Data excerpts:
★ ★ ★ ★

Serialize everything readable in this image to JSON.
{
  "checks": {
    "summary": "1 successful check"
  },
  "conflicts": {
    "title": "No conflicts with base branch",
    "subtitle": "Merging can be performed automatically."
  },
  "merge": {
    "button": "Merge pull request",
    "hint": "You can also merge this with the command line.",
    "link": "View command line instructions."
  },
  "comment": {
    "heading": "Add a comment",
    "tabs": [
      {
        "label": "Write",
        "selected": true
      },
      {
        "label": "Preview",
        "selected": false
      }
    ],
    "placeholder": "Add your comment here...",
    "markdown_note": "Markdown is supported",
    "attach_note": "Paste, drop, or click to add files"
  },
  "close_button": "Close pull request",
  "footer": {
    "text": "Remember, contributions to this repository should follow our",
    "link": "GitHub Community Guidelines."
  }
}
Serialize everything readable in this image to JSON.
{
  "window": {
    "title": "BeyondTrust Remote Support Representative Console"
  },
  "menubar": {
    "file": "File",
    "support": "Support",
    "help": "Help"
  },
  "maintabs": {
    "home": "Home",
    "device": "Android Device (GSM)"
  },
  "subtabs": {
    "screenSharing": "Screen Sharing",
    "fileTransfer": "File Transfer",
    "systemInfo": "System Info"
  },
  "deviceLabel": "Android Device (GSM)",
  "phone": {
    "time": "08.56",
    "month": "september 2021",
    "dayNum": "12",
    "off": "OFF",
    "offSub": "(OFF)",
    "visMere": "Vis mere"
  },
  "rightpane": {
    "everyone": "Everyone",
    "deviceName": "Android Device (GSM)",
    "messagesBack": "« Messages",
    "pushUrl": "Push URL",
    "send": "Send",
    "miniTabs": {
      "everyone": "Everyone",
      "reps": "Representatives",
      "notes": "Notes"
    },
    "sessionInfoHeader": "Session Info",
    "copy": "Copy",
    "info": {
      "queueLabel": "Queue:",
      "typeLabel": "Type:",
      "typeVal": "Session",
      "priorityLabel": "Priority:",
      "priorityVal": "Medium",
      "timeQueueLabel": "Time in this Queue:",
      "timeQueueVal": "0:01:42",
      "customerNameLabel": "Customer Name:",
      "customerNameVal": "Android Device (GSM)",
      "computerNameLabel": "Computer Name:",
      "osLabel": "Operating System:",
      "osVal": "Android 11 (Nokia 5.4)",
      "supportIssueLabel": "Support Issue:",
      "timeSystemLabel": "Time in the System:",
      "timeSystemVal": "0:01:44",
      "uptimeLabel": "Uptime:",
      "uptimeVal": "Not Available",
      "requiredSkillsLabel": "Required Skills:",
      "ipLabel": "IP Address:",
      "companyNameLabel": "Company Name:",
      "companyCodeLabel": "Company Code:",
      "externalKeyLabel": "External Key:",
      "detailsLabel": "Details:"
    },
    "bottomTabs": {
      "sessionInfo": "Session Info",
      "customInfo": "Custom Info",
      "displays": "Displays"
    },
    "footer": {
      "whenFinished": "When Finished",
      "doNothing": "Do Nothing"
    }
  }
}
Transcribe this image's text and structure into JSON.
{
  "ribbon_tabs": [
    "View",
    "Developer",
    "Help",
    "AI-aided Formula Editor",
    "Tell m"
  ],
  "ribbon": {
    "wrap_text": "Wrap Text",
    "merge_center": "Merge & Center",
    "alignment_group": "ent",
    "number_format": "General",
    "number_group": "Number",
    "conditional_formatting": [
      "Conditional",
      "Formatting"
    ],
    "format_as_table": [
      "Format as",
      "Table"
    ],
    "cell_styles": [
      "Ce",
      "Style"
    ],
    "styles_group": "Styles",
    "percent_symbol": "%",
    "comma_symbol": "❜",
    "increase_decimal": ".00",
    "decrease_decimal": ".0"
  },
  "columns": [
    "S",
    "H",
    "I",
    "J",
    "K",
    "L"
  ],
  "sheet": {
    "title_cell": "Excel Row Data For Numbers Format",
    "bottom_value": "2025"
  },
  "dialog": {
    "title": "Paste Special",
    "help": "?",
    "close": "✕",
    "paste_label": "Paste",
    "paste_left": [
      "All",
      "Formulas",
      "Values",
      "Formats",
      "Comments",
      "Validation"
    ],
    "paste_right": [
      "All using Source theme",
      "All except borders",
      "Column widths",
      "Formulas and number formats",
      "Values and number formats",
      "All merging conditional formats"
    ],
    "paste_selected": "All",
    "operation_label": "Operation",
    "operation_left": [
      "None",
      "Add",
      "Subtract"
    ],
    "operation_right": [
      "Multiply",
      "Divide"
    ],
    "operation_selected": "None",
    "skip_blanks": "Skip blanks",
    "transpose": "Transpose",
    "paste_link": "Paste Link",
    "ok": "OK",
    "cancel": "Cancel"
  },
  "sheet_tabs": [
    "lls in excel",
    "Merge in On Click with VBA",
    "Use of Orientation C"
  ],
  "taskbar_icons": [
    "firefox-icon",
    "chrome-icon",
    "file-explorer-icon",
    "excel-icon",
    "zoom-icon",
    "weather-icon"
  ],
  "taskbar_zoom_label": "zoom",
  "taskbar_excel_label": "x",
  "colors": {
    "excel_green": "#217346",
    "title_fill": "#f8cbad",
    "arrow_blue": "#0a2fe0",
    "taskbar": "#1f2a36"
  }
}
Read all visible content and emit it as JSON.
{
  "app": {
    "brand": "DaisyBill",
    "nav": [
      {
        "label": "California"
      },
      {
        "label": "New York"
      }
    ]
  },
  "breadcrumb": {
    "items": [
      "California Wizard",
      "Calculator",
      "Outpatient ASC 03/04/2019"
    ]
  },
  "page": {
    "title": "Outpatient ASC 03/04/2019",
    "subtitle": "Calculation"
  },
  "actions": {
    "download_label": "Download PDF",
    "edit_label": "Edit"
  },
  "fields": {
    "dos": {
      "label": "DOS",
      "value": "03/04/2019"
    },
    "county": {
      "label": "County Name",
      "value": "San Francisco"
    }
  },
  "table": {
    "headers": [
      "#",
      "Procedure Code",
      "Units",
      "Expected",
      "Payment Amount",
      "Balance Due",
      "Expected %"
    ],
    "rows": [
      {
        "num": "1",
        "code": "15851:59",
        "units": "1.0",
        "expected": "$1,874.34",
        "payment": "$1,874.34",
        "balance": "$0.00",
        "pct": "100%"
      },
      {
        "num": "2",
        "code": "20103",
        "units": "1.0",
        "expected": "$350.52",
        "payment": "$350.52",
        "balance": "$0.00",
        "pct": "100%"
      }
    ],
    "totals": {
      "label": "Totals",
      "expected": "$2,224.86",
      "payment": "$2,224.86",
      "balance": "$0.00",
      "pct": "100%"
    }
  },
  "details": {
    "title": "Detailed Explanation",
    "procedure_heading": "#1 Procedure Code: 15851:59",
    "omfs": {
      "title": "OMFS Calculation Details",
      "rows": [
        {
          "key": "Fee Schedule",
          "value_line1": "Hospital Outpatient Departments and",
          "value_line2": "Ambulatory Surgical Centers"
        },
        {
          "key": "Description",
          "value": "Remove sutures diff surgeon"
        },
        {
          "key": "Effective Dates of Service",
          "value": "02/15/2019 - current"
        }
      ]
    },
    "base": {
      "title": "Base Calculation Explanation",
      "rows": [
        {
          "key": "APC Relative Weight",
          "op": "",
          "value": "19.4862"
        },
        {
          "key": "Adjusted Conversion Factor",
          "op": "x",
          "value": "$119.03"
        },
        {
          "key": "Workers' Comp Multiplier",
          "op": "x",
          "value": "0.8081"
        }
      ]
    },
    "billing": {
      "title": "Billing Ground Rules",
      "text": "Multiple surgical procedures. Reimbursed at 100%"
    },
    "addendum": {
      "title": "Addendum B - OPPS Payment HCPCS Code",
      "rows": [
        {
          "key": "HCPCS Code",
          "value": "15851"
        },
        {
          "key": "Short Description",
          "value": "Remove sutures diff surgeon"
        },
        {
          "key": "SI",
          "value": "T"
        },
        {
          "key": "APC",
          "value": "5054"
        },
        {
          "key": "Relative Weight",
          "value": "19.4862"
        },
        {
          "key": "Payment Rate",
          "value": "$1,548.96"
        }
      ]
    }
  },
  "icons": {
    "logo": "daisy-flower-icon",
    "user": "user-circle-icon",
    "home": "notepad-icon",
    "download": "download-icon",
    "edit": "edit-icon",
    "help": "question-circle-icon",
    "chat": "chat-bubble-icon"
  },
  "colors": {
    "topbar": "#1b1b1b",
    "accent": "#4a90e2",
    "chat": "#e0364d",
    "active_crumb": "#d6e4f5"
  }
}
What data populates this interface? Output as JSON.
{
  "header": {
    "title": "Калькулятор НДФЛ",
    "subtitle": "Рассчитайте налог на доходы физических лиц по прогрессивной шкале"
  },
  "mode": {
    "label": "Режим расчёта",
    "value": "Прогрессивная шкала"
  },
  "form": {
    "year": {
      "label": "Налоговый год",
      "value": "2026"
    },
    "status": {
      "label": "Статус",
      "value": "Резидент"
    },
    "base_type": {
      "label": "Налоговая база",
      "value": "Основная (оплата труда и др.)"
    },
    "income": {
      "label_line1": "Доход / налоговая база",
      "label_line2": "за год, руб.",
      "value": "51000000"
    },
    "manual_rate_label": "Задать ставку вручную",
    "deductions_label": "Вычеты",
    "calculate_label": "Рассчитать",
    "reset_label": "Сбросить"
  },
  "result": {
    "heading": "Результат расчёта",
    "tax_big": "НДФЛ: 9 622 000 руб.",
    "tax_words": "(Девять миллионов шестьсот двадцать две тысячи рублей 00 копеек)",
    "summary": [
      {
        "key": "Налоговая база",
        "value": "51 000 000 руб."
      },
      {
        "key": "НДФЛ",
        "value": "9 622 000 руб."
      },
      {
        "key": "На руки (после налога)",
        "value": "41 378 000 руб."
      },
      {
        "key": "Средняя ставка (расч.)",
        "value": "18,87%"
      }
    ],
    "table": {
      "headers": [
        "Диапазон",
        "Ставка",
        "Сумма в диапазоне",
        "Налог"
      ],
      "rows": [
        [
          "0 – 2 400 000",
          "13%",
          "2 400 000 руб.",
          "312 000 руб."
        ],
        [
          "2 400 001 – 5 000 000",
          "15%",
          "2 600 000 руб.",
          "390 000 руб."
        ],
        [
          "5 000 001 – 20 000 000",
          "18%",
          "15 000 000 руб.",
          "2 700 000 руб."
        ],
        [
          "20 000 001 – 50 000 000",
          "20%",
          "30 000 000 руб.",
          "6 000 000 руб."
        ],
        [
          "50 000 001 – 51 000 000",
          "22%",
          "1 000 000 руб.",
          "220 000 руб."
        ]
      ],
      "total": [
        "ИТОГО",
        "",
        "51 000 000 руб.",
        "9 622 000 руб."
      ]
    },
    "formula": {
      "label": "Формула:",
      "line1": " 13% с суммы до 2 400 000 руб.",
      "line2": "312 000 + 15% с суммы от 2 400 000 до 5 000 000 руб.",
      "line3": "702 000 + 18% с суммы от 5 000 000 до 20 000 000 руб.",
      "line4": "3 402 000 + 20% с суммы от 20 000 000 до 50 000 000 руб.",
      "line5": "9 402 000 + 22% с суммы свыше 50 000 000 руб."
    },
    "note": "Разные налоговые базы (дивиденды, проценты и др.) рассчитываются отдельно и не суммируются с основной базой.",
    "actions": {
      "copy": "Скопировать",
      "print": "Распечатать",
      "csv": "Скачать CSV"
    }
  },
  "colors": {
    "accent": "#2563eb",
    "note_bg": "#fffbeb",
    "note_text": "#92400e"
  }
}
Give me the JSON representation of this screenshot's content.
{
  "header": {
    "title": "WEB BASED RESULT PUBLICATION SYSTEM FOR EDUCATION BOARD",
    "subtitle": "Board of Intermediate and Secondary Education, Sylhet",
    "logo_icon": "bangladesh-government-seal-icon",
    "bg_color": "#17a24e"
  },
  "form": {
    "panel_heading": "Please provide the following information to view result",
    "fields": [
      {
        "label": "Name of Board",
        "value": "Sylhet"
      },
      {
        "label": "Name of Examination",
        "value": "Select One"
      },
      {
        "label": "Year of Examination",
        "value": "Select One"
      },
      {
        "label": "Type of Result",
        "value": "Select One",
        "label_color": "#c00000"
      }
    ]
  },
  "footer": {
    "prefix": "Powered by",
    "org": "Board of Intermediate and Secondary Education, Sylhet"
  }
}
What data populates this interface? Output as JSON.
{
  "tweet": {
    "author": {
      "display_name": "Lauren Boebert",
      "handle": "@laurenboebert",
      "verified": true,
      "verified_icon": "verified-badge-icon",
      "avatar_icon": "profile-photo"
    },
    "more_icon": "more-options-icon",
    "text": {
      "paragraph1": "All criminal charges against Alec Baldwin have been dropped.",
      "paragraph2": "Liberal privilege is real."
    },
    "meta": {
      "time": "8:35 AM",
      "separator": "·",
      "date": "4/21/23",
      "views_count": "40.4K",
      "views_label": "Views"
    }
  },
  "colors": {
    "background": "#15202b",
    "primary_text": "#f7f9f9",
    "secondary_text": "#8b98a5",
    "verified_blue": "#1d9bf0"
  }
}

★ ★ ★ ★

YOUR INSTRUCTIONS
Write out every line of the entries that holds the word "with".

ANSWER TO THE EXERCISE
    "title": "No conflicts with base branch",
    "hint": "You can also merge this with the command line.",
    "Merge in On Click with VBA",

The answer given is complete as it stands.